### Problem requirements
Across the records below, how many lines include the string "text"? State the number and nothing more.

Saved entries
[Start of Attachment]

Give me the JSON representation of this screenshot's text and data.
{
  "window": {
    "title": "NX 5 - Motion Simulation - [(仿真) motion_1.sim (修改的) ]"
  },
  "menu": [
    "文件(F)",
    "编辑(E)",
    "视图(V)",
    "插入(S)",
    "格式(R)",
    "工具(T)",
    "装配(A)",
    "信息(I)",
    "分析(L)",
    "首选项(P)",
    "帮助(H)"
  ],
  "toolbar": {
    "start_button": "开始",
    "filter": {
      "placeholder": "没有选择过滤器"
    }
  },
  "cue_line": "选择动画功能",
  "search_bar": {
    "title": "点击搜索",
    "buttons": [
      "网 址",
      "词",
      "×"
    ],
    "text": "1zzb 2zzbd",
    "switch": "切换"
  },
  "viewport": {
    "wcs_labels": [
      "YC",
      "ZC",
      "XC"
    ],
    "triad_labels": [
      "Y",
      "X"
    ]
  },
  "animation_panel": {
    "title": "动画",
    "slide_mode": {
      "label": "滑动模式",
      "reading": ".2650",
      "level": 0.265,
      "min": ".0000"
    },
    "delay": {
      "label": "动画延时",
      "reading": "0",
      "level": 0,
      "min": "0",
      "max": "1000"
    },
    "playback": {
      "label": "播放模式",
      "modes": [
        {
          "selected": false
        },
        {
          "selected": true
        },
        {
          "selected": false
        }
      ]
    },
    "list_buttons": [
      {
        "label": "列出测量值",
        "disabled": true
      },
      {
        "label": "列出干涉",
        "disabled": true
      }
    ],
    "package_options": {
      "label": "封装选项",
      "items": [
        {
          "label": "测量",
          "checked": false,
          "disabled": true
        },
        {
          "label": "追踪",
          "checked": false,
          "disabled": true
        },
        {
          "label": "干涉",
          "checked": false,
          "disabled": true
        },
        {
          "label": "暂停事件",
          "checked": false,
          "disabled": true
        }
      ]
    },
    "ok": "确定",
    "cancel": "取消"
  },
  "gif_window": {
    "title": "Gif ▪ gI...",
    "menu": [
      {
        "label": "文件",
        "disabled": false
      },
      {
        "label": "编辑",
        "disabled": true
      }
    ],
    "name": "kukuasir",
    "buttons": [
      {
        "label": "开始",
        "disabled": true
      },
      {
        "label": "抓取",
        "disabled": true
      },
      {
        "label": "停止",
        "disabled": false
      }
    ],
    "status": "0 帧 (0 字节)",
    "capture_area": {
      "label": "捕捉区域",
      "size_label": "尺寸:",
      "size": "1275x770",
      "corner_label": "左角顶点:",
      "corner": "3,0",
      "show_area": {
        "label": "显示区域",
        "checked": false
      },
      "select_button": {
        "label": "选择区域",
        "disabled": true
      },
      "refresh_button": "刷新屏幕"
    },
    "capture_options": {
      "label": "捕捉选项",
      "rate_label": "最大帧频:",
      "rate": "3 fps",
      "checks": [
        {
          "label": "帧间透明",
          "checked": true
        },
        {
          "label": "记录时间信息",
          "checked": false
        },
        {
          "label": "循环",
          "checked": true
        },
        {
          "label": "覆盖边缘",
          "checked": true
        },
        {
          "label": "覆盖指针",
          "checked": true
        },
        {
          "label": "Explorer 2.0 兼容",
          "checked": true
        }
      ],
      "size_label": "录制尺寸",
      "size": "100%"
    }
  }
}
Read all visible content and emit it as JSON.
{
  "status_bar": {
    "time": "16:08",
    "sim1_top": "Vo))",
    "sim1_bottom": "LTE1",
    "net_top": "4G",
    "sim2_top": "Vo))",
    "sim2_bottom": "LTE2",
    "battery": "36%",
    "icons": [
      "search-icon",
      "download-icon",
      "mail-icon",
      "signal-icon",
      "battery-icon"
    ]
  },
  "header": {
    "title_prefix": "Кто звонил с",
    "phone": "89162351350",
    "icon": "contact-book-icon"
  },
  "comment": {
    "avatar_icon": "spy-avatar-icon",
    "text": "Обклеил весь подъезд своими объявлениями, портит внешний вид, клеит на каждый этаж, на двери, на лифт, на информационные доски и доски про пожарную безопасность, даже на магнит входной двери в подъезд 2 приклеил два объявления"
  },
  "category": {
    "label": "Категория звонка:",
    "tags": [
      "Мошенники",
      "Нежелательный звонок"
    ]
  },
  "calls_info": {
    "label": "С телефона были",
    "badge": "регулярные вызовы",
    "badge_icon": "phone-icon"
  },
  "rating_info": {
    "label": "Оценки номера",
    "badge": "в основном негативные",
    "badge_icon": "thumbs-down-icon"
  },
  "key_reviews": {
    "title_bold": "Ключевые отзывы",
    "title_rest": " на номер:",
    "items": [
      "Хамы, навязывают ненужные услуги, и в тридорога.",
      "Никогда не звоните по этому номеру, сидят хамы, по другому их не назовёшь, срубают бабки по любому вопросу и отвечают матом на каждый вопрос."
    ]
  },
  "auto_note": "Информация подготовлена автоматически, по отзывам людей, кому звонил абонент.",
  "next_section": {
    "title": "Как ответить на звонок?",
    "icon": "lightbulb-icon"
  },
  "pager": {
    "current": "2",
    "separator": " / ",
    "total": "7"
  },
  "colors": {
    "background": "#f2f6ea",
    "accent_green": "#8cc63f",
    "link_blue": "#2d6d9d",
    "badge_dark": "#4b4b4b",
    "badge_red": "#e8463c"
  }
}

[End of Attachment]

### Solution to this task
3